## Activity
Please restate the data below word for word, omitting all images.

## Source material
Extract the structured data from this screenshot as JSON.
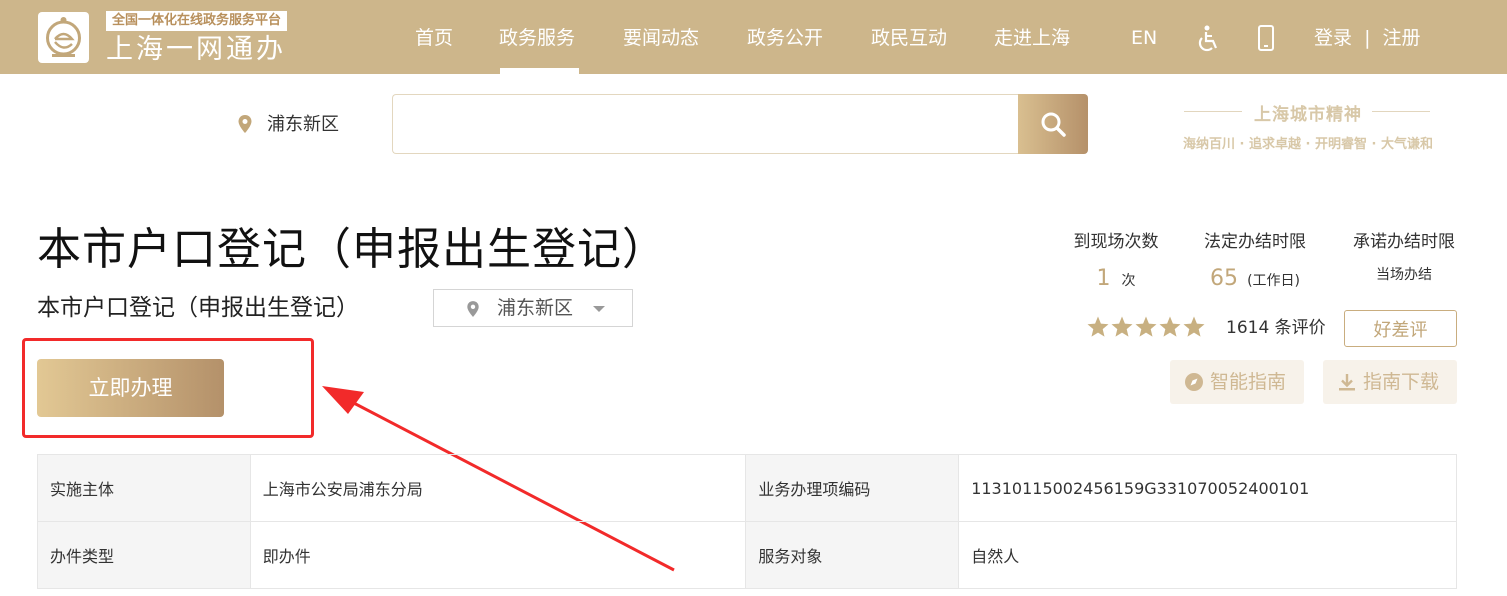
{
  "header": {
    "logo_sub": "全国一体化在线政务服务平台",
    "logo_main": "上海一网通办",
    "nav": [
      "首页",
      "政务服务",
      "要闻动态",
      "政务公开",
      "政民互动",
      "走进上海"
    ],
    "active_nav": "政务服务",
    "lang": "EN",
    "login": "登录",
    "separator": "|",
    "register": "注册"
  },
  "search": {
    "location": "浦东新区",
    "placeholder": ""
  },
  "city_spirit": {
    "title": "上海城市精神",
    "subtitle": "海纳百川 · 追求卓越 · 开明睿智 · 大气谦和"
  },
  "service": {
    "title": "本市户口登记（申报出生登记）",
    "subtitle": "本市户口登记（申报出生登记）",
    "area": "浦东新区",
    "apply_label": "立即办理",
    "stats": {
      "visits_label": "到现场次数",
      "visits_value": "1",
      "visits_unit": "次",
      "legal_label": "法定办结时限",
      "legal_value": "65",
      "legal_unit": "(工作日)",
      "promise_label": "承诺办结时限",
      "promise_value": "当场办结"
    },
    "rating": {
      "stars": 5,
      "count_text": "1614 条评价",
      "rate_button": "好差评"
    },
    "smart_guide": "智能指南",
    "guide_download": "指南下载"
  },
  "info_table": [
    [
      "实施主体",
      "上海市公安局浦东分局",
      "业务办理项编码",
      "11310115002456159G331070052400101"
    ],
    [
      "办件类型",
      "即办件",
      "服务对象",
      "自然人"
    ]
  ],
  "colors": {
    "header_bg": "#cdb68b",
    "accent_gold": "#c2a77a",
    "highlight_red": "#f22a2a"
  }
}
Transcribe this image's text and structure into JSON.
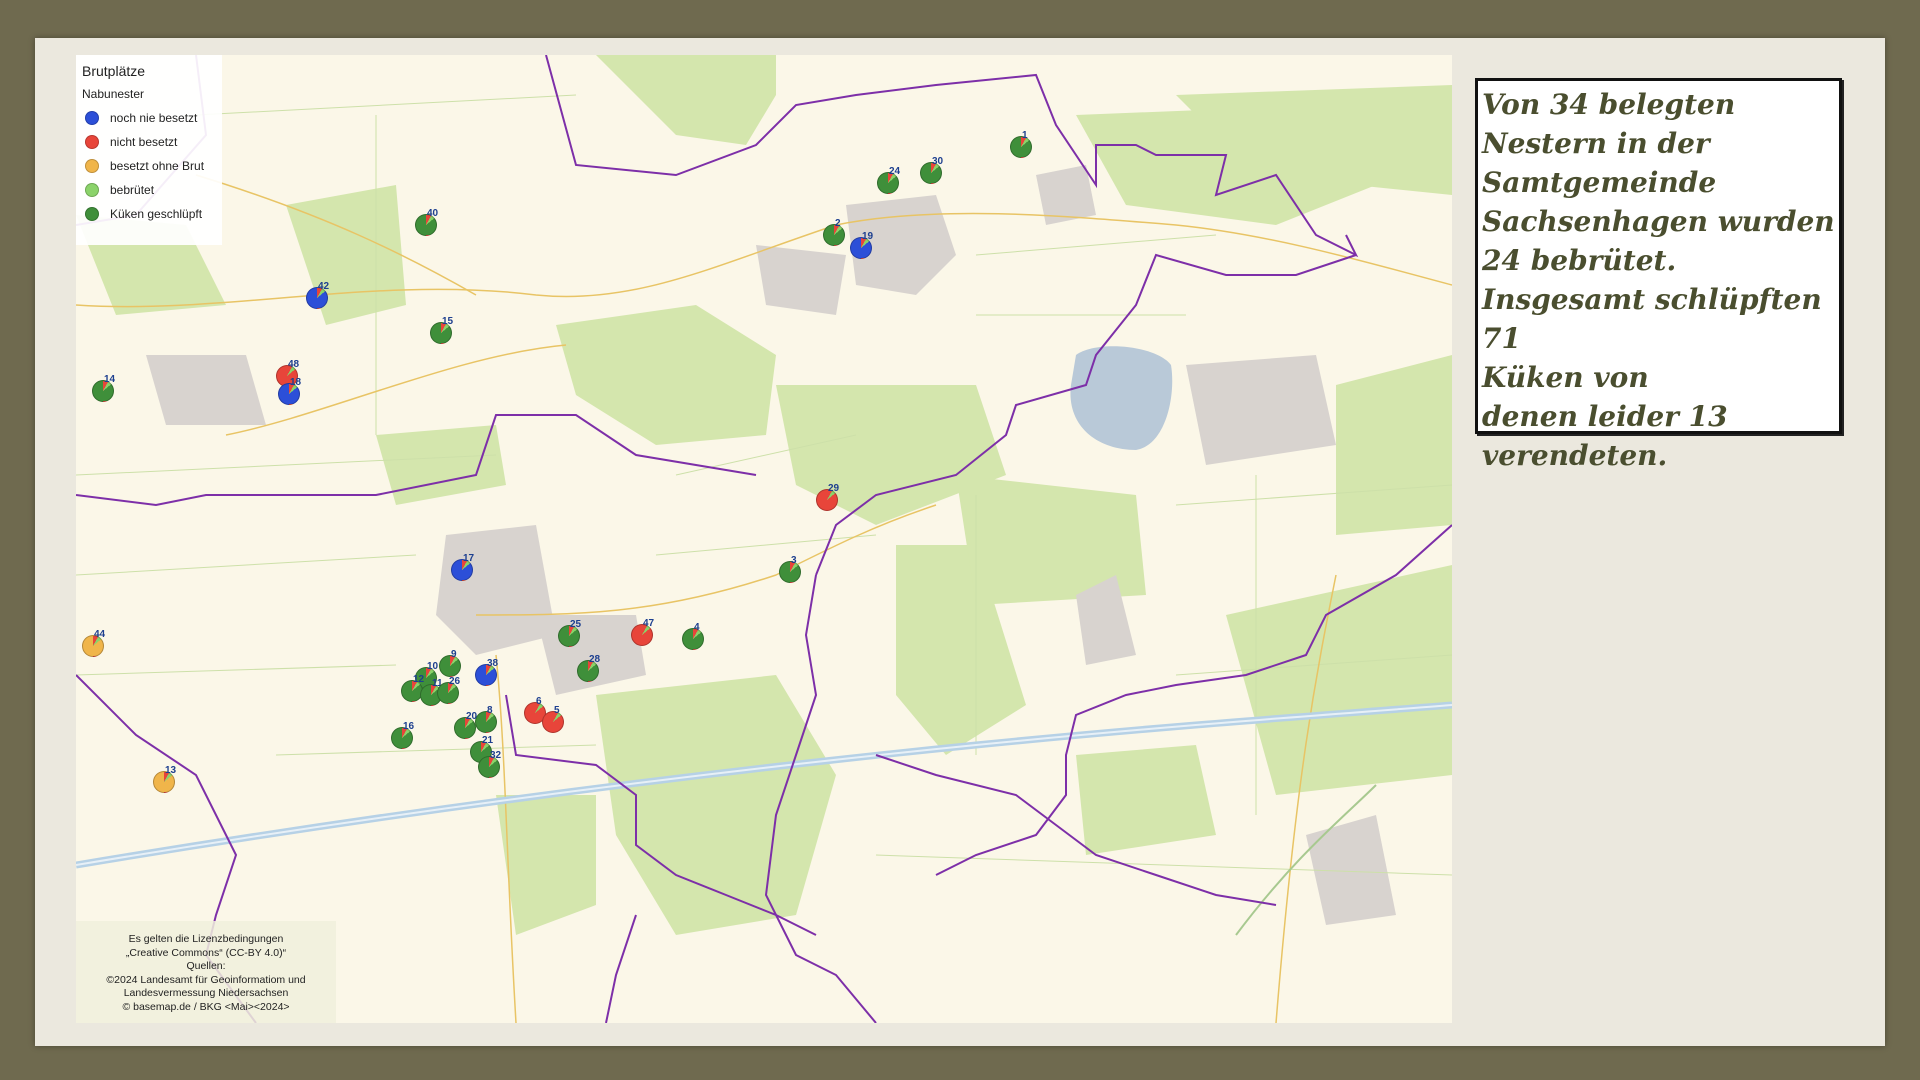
{
  "legend": {
    "title": "Brutplätze",
    "subtitle": "Nabunester",
    "items": [
      {
        "label": "noch nie besetzt",
        "color": "#2c4fd8"
      },
      {
        "label": "nicht besetzt",
        "color": "#e8453a"
      },
      {
        "label": "besetzt ohne Brut",
        "color": "#f0b54a"
      },
      {
        "label": "bebrütet",
        "color": "#8bd36a"
      },
      {
        "label": "Küken geschlüpft",
        "color": "#3f8f3a"
      }
    ]
  },
  "credits": {
    "l1": "Es gelten die Lizenzbedingungen",
    "l2": "„Creative Commons“ (CC-BY 4.0)“",
    "l3": "Quellen:",
    "l4": "©2024 Landesamt für Geoinformatiom und",
    "l5": "Landesvermessung Niedersachsen",
    "l6": "© basemap.de / BKG <Mai><2024>"
  },
  "summary": {
    "line1": "Von 34 belegten",
    "line2": "Nestern in der",
    "line3": "Samtgemeinde",
    "line4": "Sachsenhagen wurden",
    "line5": "24 bebrütet.",
    "line6": "Insgesamt schlüpften 71",
    "line7": "Küken von",
    "line8": "denen leider 13",
    "line9": "verendeten."
  },
  "nests": [
    {
      "id": "1",
      "status": "green"
    },
    {
      "id": "30",
      "status": "green"
    },
    {
      "id": "24",
      "status": "green"
    },
    {
      "id": "2",
      "status": "green"
    },
    {
      "id": "19",
      "status": "blue"
    },
    {
      "id": "40",
      "status": "green"
    },
    {
      "id": "42",
      "status": "blue"
    },
    {
      "id": "15",
      "status": "green"
    },
    {
      "id": "48",
      "status": "red"
    },
    {
      "id": "18",
      "status": "blue"
    },
    {
      "id": "14",
      "status": "green"
    },
    {
      "id": "29",
      "status": "red"
    },
    {
      "id": "17",
      "status": "blue"
    },
    {
      "id": "3",
      "status": "green"
    },
    {
      "id": "44",
      "status": "yellow"
    },
    {
      "id": "25",
      "status": "green"
    },
    {
      "id": "47",
      "status": "red"
    },
    {
      "id": "4",
      "status": "green"
    },
    {
      "id": "28",
      "status": "green"
    },
    {
      "id": "10",
      "status": "green"
    },
    {
      "id": "9",
      "status": "green"
    },
    {
      "id": "38",
      "status": "blue"
    },
    {
      "id": "12",
      "status": "green"
    },
    {
      "id": "11",
      "status": "green"
    },
    {
      "id": "26",
      "status": "green"
    },
    {
      "id": "6",
      "status": "red"
    },
    {
      "id": "5",
      "status": "red"
    },
    {
      "id": "8",
      "status": "green"
    },
    {
      "id": "20",
      "status": "green"
    },
    {
      "id": "16",
      "status": "green"
    },
    {
      "id": "21",
      "status": "green"
    },
    {
      "id": "32",
      "status": "green"
    },
    {
      "id": "13",
      "status": "yellow"
    }
  ]
}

## Reply to the exercise
Extract the structured data from this screenshot as JSON.
{
  "header": {
    "logo_sub": "全国一体化在线政务服务平台",
    "logo_main": "上海一网通办",
    "nav": [
      "首页",
      "政务服务",
      "要闻动态",
      "政务公开",
      "政民互动",
      "走进上海"
    ],
    "active_nav": "政务服务",
    "lang": "EN",
    "login": "登录",
    "separator": "|",
    "register": "注册"
  },
  "search": {
    "location": "浦东新区",
    "placeholder": ""
  },
  "city_spirit": {
    "title": "上海城市精神",
    "subtitle": "海纳百川 · 追求卓越 · 开明睿智 · 大气谦和"
  },
  "service": {
    "title": "本市户口登记（申报出生登记）",
    "subtitle": "本市户口登记（申报出生登记）",
    "area": "浦东新区",
    "apply_label": "立即办理",
    "stats": {
      "visits_label": "到现场次数",
      "visits_value": "1",
      "visits_unit": "次",
      "legal_label": "法定办结时限",
      "legal_value": "65",
      "legal_unit": "(工作日)",
      "promise_label": "承诺办结时限",
      "promise_value": "当场办结"
    },
    "rating": {
      "stars": 5,
      "count_text": "1614 条评价",
      "rate_button": "好差评"
    },
    "smart_guide": "智能指南",
    "guide_download": "指南下载"
  },
  "info_table": [
    [
      "实施主体",
      "上海市公安局浦东分局",
      "业务办理项编码",
      "11310115002456159G331070052400101"
    ],
    [
      "办件类型",
      "即办件",
      "服务对象",
      "自然人"
    ]
  ],
  "colors": {
    "header_bg": "#cdb68b",
    "accent_gold": "#c2a77a",
    "highlight_red": "#f22a2a"
  }
}
Transcribe this image's text and structure into JSON.
{
  "legend": {
    "title": "Brutplätze",
    "subtitle": "Nabunester",
    "items": [
      {
        "label": "noch nie besetzt",
        "color": "#2c4fd8"
      },
      {
        "label": "nicht besetzt",
        "color": "#e8453a"
      },
      {
        "label": "besetzt ohne Brut",
        "color": "#f0b54a"
      },
      {
        "label": "bebrütet",
        "color": "#8bd36a"
      },
      {
        "label": "Küken geschlüpft",
        "color": "#3f8f3a"
      }
    ]
  },
  "credits": {
    "l1": "Es gelten die Lizenzbedingungen",
    "l2": "„Creative Commons“ (CC-BY 4.0)“",
    "l3": "Quellen:",
    "l4": "©2024 Landesamt für Geoinformatiom und",
    "l5": "Landesvermessung Niedersachsen",
    "l6": "© basemap.de / BKG <Mai><2024>"
  },
  "summary": {
    "line1": "Von 34 belegten",
    "line2": "Nestern in der",
    "line3": "Samtgemeinde",
    "line4": "Sachsenhagen wurden",
    "line5": "24 bebrütet.",
    "line6": "Insgesamt schlüpften 71",
    "line7": "Küken von",
    "line8": "denen leider 13",
    "line9": "verendeten."
  },
  "nests": [
    {
      "id": "1",
      "status": "green"
    },
    {
      "id": "30",
      "status": "green"
    },
    {
      "id": "24",
      "status": "green"
    },
    {
      "id": "2",
      "status": "green"
    },
    {
      "id": "19",
      "status": "blue"
    },
    {
      "id": "40",
      "status": "green"
    },
    {
      "id": "42",
      "status": "blue"
    },
    {
      "id": "15",
      "status": "green"
    },
    {
      "id": "48",
      "status": "red"
    },
    {
      "id": "18",
      "status": "blue"
    },
    {
      "id": "14",
      "status": "green"
    },
    {
      "id": "29",
      "status": "red"
    },
    {
      "id": "17",
      "status": "blue"
    },
    {
      "id": "3",
      "status": "green"
    },
    {
      "id": "44",
      "status": "yellow"
    },
    {
      "id": "25",
      "status": "green"
    },
    {
      "id": "47",
      "status": "red"
    },
    {
      "id": "4",
      "status": "green"
    },
    {
      "id": "28",
      "status": "green"
    },
    {
      "id": "10",
      "status": "green"
    },
    {
      "id": "9",
      "status": "green"
    },
    {
      "id": "38",
      "status": "blue"
    },
    {
      "id": "12",
      "status": "green"
    },
    {
      "id": "11",
      "status": "green"
    },
    {
      "id": "26",
      "status": "green"
    },
    {
      "id": "6",
      "status": "red"
    },
    {
      "id": "5",
      "status": "red"
    },
    {
      "id": "8",
      "status": "green"
    },
    {
      "id": "20",
      "status": "green"
    },
    {
      "id": "16",
      "status": "green"
    },
    {
      "id": "21",
      "status": "green"
    },
    {
      "id": "32",
      "status": "green"
    },
    {
      "id": "13",
      "status": "yellow"
    }
  ]
}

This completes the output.